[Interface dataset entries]

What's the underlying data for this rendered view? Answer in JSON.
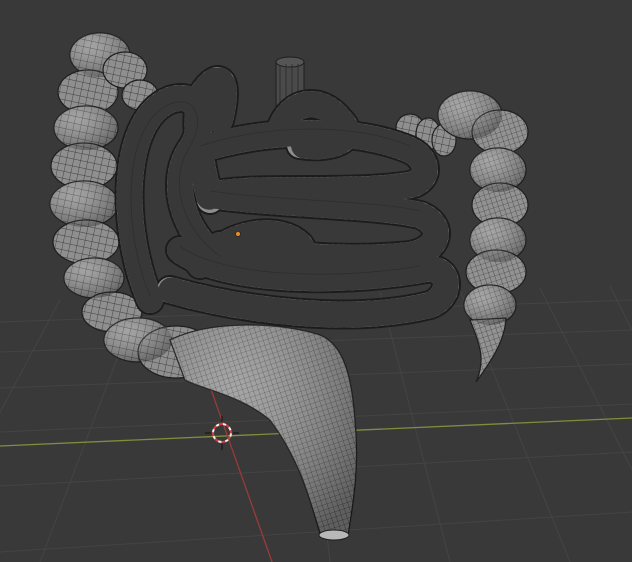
{
  "viewport": {
    "background_color": "#393939",
    "grid_color": "#4a4a4a",
    "x_axis_color": "#8a9a3a",
    "y_axis_color": "#9a3a3a",
    "model_fill_color": "#8f8f8f",
    "model_wire_color": "#1e1e1e",
    "cursor_colors": [
      "#d04040",
      "#f0f0f0"
    ],
    "origin_color": "#e08a2a"
  },
  "scene": {
    "parts": [
      "cecum",
      "ascending-colon",
      "transverse-colon",
      "descending-colon",
      "sigmoid-colon",
      "rectum",
      "small-intestine",
      "appendix"
    ]
  },
  "icons": {
    "cursor": "3d-cursor-icon",
    "origin": "object-origin-icon"
  }
}
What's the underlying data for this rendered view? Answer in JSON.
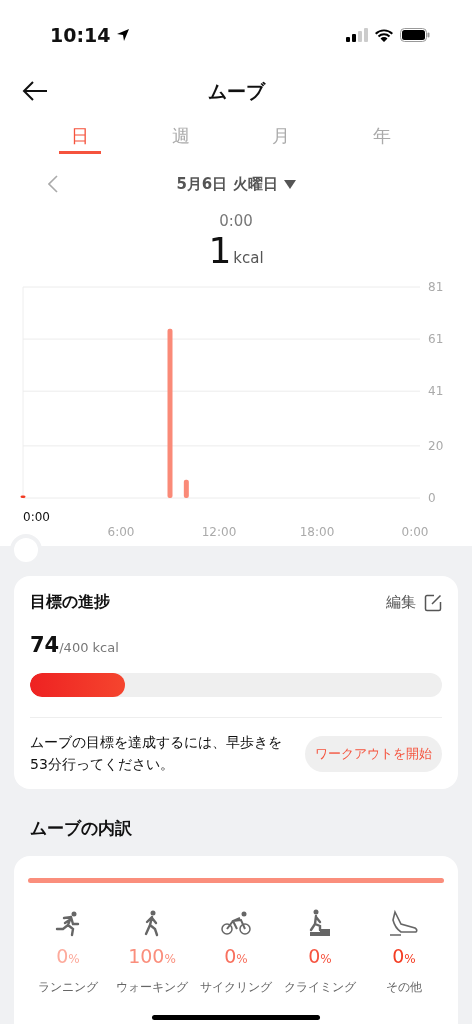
{
  "status_bar": {
    "time": "10:14"
  },
  "header": {
    "title": "ムーブ"
  },
  "tabs": [
    {
      "label": "日",
      "selected": true
    },
    {
      "label": "週",
      "selected": false
    },
    {
      "label": "月",
      "selected": false
    },
    {
      "label": "年",
      "selected": false
    }
  ],
  "date": {
    "label": "5月6日 火曜日"
  },
  "readout": {
    "time": "0:00",
    "value": "1",
    "unit": "kcal"
  },
  "chart": {
    "cursor_label": "0:00",
    "chart_data": {
      "type": "bar",
      "x": [
        0,
        9,
        10
      ],
      "values": [
        1,
        65,
        7
      ],
      "xlim": [
        0,
        24
      ],
      "ylim": [
        0,
        81
      ],
      "grid": true,
      "xticks": [
        {
          "value": 6,
          "label": "6:00"
        },
        {
          "value": 12,
          "label": "12:00"
        },
        {
          "value": 18,
          "label": "18:00"
        },
        {
          "value": 24,
          "label": "0:00"
        }
      ],
      "yticks": [
        0,
        20,
        41,
        61,
        81
      ]
    }
  },
  "goal": {
    "title": "目標の進捗",
    "edit": "編集",
    "value": "74",
    "target": "/400 kcal",
    "level": 0.23,
    "message": "ムーブの目標を達成するには、早歩きを53分行ってください。",
    "button": "ワークアウトを開始"
  },
  "breakdown": {
    "title": "ムーブの内訳",
    "items": [
      {
        "kind": "running",
        "percent": "0",
        "unit": "%",
        "label": "ランニング",
        "color": "#fdaa9c"
      },
      {
        "kind": "walking",
        "percent": "100",
        "unit": "%",
        "label": "ウォーキング",
        "color": "#fa8e7c"
      },
      {
        "kind": "cycling",
        "percent": "0",
        "unit": "%",
        "label": "サイクリング",
        "color": "#f8705e"
      },
      {
        "kind": "climbing",
        "percent": "0",
        "unit": "%",
        "label": "クライミング",
        "color": "#f65440"
      },
      {
        "kind": "other",
        "percent": "0",
        "unit": "%",
        "label": "その他",
        "color": "#f43c22"
      }
    ]
  }
}
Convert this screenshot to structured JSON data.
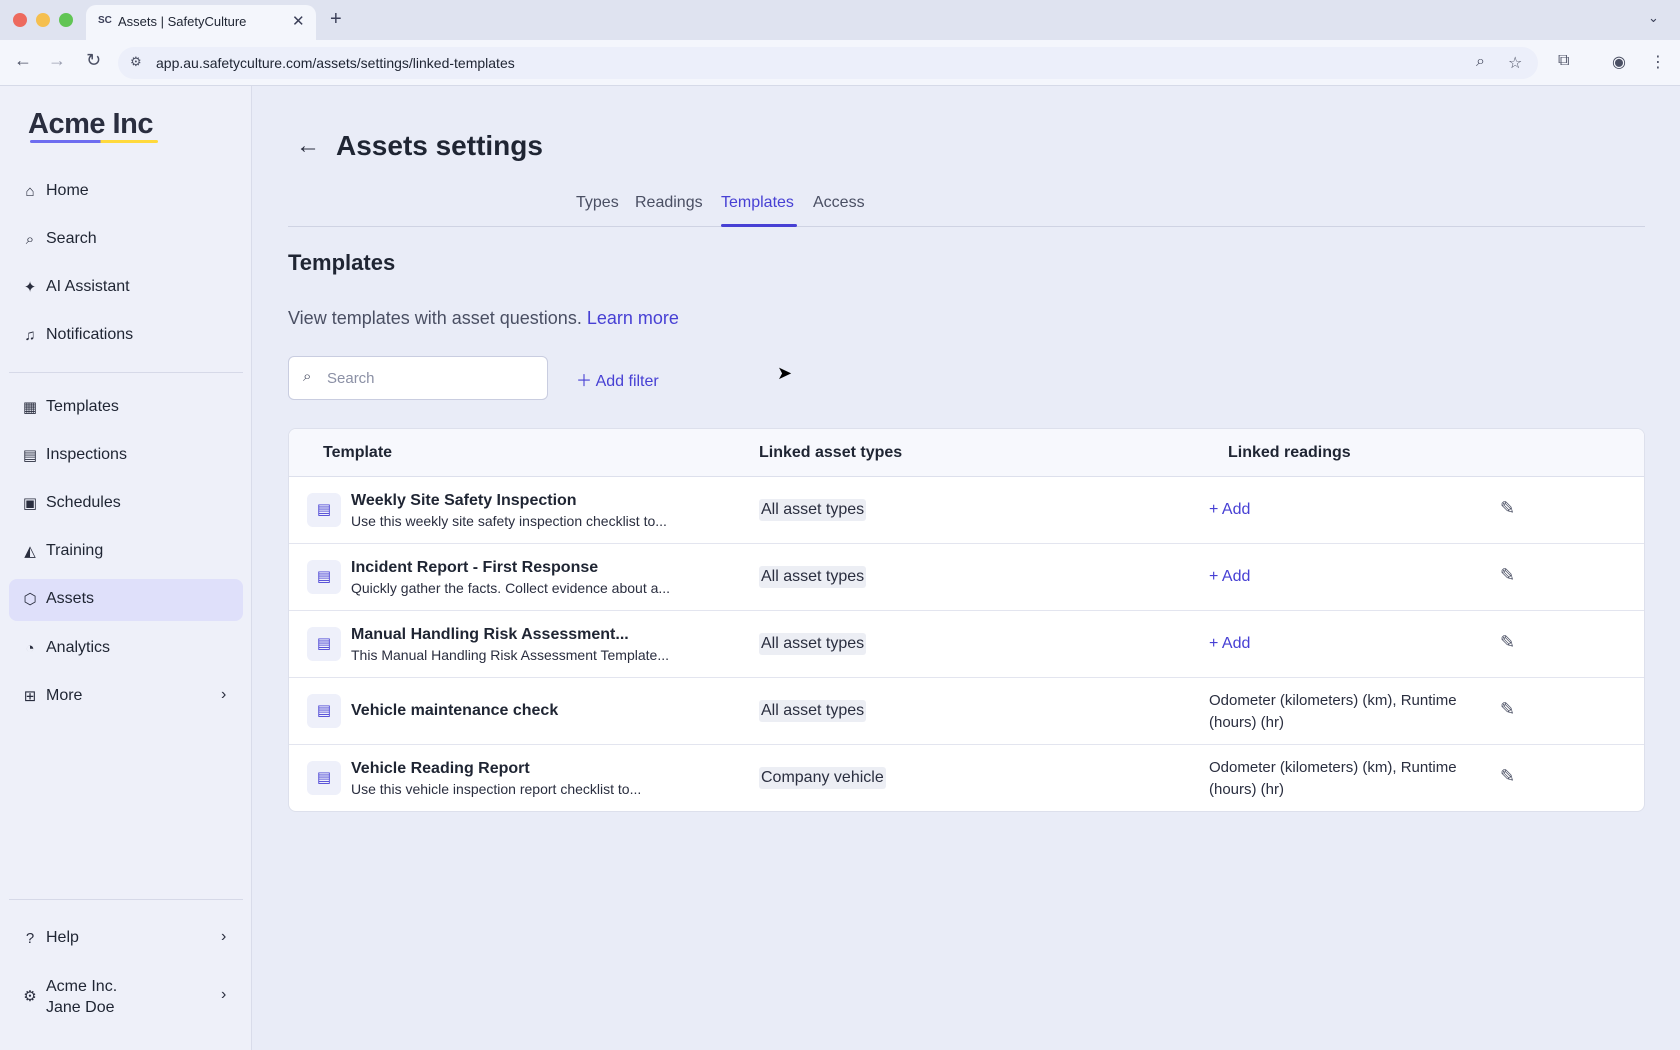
{
  "browser": {
    "tab_title": "Assets | SafetyCulture",
    "favicon_text": "SC",
    "url": "app.au.safetyculture.com/assets/settings/linked-templates"
  },
  "sidebar": {
    "logo": "Acme Inc",
    "items": [
      {
        "label": "Home",
        "icon": "home-icon"
      },
      {
        "label": "Search",
        "icon": "search-icon"
      },
      {
        "label": "AI Assistant",
        "icon": "sparkle-icon"
      },
      {
        "label": "Notifications",
        "icon": "bell-icon"
      },
      {
        "label": "Templates",
        "icon": "template-icon"
      },
      {
        "label": "Inspections",
        "icon": "clipboard-icon"
      },
      {
        "label": "Schedules",
        "icon": "calendar-icon"
      },
      {
        "label": "Training",
        "icon": "graduation-icon"
      },
      {
        "label": "Assets",
        "icon": "cube-icon",
        "active": true
      },
      {
        "label": "Analytics",
        "icon": "chart-icon"
      },
      {
        "label": "More",
        "icon": "grid-icon"
      }
    ],
    "help": "Help",
    "account": {
      "org": "Acme Inc.",
      "user": "Jane Doe"
    }
  },
  "page": {
    "title": "Assets settings",
    "tabs": [
      "Types",
      "Readings",
      "Templates",
      "Access"
    ],
    "active_tab": "Templates",
    "section_title": "Templates",
    "description": "View templates with asset questions.",
    "learn_more": "Learn more",
    "search_placeholder": "Search",
    "add_filter": "Add filter"
  },
  "table": {
    "columns": [
      "Template",
      "Linked asset types",
      "Linked readings"
    ],
    "rows": [
      {
        "name": "Weekly Site Safety Inspection",
        "subtitle": "Use this weekly site safety inspection checklist to...",
        "asset_types": "All asset types",
        "readings": "+ Add"
      },
      {
        "name": "Incident Report - First Response",
        "subtitle": "Quickly gather the facts. Collect evidence about a...",
        "asset_types": "All asset types",
        "readings": "+ Add"
      },
      {
        "name": "Manual Handling Risk Assessment...",
        "subtitle": "This Manual Handling Risk Assessment Template...",
        "asset_types": "All asset types",
        "readings": "+ Add"
      },
      {
        "name": "Vehicle maintenance check",
        "subtitle": "",
        "asset_types": "All asset types",
        "readings": "Odometer (kilometers) (km), Runtime (hours) (hr)"
      },
      {
        "name": "Vehicle Reading Report",
        "subtitle": "Use this vehicle inspection report checklist to...",
        "asset_types": "Company vehicle",
        "readings": "Odometer (kilometers) (km), Runtime (hours) (hr)"
      }
    ]
  },
  "colors": {
    "accent": "#4740d4",
    "active_nav_bg": "#dfe0fa",
    "page_bg": "#e9ecf7"
  }
}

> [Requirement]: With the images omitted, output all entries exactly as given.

> [Exercise response]:
What's the underlying data for this rendered view? Answer in JSON.
{
  "viewport": {
    "background_color": "#393939",
    "grid_color": "#4a4a4a",
    "x_axis_color": "#8a9a3a",
    "y_axis_color": "#9a3a3a",
    "model_fill_color": "#8f8f8f",
    "model_wire_color": "#1e1e1e",
    "cursor_colors": [
      "#d04040",
      "#f0f0f0"
    ],
    "origin_color": "#e08a2a"
  },
  "scene": {
    "parts": [
      "cecum",
      "ascending-colon",
      "transverse-colon",
      "descending-colon",
      "sigmoid-colon",
      "rectum",
      "small-intestine",
      "appendix"
    ]
  },
  "icons": {
    "cursor": "3d-cursor-icon",
    "origin": "object-origin-icon"
  }
}
What's the underlying data for this rendered view? Answer in JSON.
{
  "status_bar": {
    "time": "10:14"
  },
  "header": {
    "title": "ムーブ"
  },
  "tabs": [
    {
      "label": "日",
      "selected": true
    },
    {
      "label": "週",
      "selected": false
    },
    {
      "label": "月",
      "selected": false
    },
    {
      "label": "年",
      "selected": false
    }
  ],
  "date": {
    "label": "5月6日 火曜日"
  },
  "readout": {
    "time": "0:00",
    "value": "1",
    "unit": "kcal"
  },
  "chart": {
    "cursor_label": "0:00",
    "chart_data": {
      "type": "bar",
      "x": [
        0,
        9,
        10
      ],
      "values": [
        1,
        65,
        7
      ],
      "xlim": [
        0,
        24
      ],
      "ylim": [
        0,
        81
      ],
      "grid": true,
      "xticks": [
        {
          "value": 6,
          "label": "6:00"
        },
        {
          "value": 12,
          "label": "12:00"
        },
        {
          "value": 18,
          "label": "18:00"
        },
        {
          "value": 24,
          "label": "0:00"
        }
      ],
      "yticks": [
        0,
        20,
        41,
        61,
        81
      ]
    }
  },
  "goal": {
    "title": "目標の進捗",
    "edit": "編集",
    "value": "74",
    "target": "/400 kcal",
    "level": 0.23,
    "message": "ムーブの目標を達成するには、早歩きを53分行ってください。",
    "button": "ワークアウトを開始"
  },
  "breakdown": {
    "title": "ムーブの内訳",
    "items": [
      {
        "kind": "running",
        "percent": "0",
        "unit": "%",
        "label": "ランニング",
        "color": "#fdaa9c"
      },
      {
        "kind": "walking",
        "percent": "100",
        "unit": "%",
        "label": "ウォーキング",
        "color": "#fa8e7c"
      },
      {
        "kind": "cycling",
        "percent": "0",
        "unit": "%",
        "label": "サイクリング",
        "color": "#f8705e"
      },
      {
        "kind": "climbing",
        "percent": "0",
        "unit": "%",
        "label": "クライミング",
        "color": "#f65440"
      },
      {
        "kind": "other",
        "percent": "0",
        "unit": "%",
        "label": "その他",
        "color": "#f43c22"
      }
    ]
  }
}
Convert this screenshot to structured JSON data.
{
  "browser": {
    "tab_title": "Assets | SafetyCulture",
    "favicon_text": "SC",
    "url": "app.au.safetyculture.com/assets/settings/linked-templates"
  },
  "sidebar": {
    "logo": "Acme Inc",
    "items": [
      {
        "label": "Home",
        "icon": "home-icon"
      },
      {
        "label": "Search",
        "icon": "search-icon"
      },
      {
        "label": "AI Assistant",
        "icon": "sparkle-icon"
      },
      {
        "label": "Notifications",
        "icon": "bell-icon"
      },
      {
        "label": "Templates",
        "icon": "template-icon"
      },
      {
        "label": "Inspections",
        "icon": "clipboard-icon"
      },
      {
        "label": "Schedules",
        "icon": "calendar-icon"
      },
      {
        "label": "Training",
        "icon": "graduation-icon"
      },
      {
        "label": "Assets",
        "icon": "cube-icon",
        "active": true
      },
      {
        "label": "Analytics",
        "icon": "chart-icon"
      },
      {
        "label": "More",
        "icon": "grid-icon"
      }
    ],
    "help": "Help",
    "account": {
      "org": "Acme Inc.",
      "user": "Jane Doe"
    }
  },
  "page": {
    "title": "Assets settings",
    "tabs": [
      "Types",
      "Readings",
      "Templates",
      "Access"
    ],
    "active_tab": "Templates",
    "section_title": "Templates",
    "description": "View templates with asset questions.",
    "learn_more": "Learn more",
    "search_placeholder": "Search",
    "add_filter": "Add filter"
  },
  "table": {
    "columns": [
      "Template",
      "Linked asset types",
      "Linked readings"
    ],
    "rows": [
      {
        "name": "Weekly Site Safety Inspection",
        "subtitle": "Use this weekly site safety inspection checklist to...",
        "asset_types": "All asset types",
        "readings": "+ Add"
      },
      {
        "name": "Incident Report - First Response",
        "subtitle": "Quickly gather the facts. Collect evidence about a...",
        "asset_types": "All asset types",
        "readings": "+ Add"
      },
      {
        "name": "Manual Handling Risk Assessment...",
        "subtitle": "This Manual Handling Risk Assessment Template...",
        "asset_types": "All asset types",
        "readings": "+ Add"
      },
      {
        "name": "Vehicle maintenance check",
        "subtitle": "",
        "asset_types": "All asset types",
        "readings": "Odometer (kilometers) (km), Runtime (hours) (hr)"
      },
      {
        "name": "Vehicle Reading Report",
        "subtitle": "Use this vehicle inspection report checklist to...",
        "asset_types": "Company vehicle",
        "readings": "Odometer (kilometers) (km), Runtime (hours) (hr)"
      }
    ]
  },
  "colors": {
    "accent": "#4740d4",
    "active_nav_bg": "#dfe0fa",
    "page_bg": "#e9ecf7"
  }
}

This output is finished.